:: WHAT YOU WILL DO ::
Print the data that follows without changing a single word.

INPUT Start Marker

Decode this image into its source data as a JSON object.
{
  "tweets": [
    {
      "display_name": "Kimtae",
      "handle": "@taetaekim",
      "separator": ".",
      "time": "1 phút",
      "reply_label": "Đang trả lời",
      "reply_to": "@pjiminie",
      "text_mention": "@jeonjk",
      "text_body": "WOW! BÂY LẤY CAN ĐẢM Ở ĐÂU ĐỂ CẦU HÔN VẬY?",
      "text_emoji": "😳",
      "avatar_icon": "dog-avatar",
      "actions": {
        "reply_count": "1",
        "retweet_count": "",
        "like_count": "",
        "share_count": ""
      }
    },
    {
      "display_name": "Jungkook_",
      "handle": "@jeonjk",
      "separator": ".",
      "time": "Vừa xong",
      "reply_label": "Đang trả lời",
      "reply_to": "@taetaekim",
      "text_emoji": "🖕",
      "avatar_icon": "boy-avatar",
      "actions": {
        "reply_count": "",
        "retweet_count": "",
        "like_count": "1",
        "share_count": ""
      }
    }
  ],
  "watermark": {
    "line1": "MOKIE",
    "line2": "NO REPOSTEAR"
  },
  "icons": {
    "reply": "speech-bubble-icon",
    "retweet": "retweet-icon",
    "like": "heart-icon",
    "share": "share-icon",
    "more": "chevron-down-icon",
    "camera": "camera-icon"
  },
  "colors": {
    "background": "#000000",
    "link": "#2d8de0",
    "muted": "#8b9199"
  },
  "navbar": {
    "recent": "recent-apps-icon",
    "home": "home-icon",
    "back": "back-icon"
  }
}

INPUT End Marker

:: YOUR SOLUTION ::
Decode this image into its source data as a JSON object.
{
  "tweets": [
    {
      "display_name": "Kimtae",
      "handle": "@taetaekim",
      "separator": ".",
      "time": "1 phút",
      "reply_label": "Đang trả lời",
      "reply_to": "@pjiminie",
      "text_mention": "@jeonjk",
      "text_body": "WOW! BÂY LẤY CAN ĐẢM Ở ĐÂU ĐỂ CẦU HÔN VẬY?",
      "text_emoji": "😳",
      "avatar_icon": "dog-avatar",
      "actions": {
        "reply_count": "1",
        "retweet_count": "",
        "like_count": "",
        "share_count": ""
      }
    },
    {
      "display_name": "Jungkook_",
      "handle": "@jeonjk",
      "separator": ".",
      "time": "Vừa xong",
      "reply_label": "Đang trả lời",
      "reply_to": "@taetaekim",
      "text_emoji": "🖕",
      "avatar_icon": "boy-avatar",
      "actions": {
        "reply_count": "",
        "retweet_count": "",
        "like_count": "1",
        "share_count": ""
      }
    }
  ],
  "watermark": {
    "line1": "MOKIE",
    "line2": "NO REPOSTEAR"
  },
  "icons": {
    "reply": "speech-bubble-icon",
    "retweet": "retweet-icon",
    "like": "heart-icon",
    "share": "share-icon",
    "more": "chevron-down-icon",
    "camera": "camera-icon"
  },
  "colors": {
    "background": "#000000",
    "link": "#2d8de0",
    "muted": "#8b9199"
  },
  "navbar": {
    "recent": "recent-apps-icon",
    "home": "home-icon",
    "back": "back-icon"
  }
}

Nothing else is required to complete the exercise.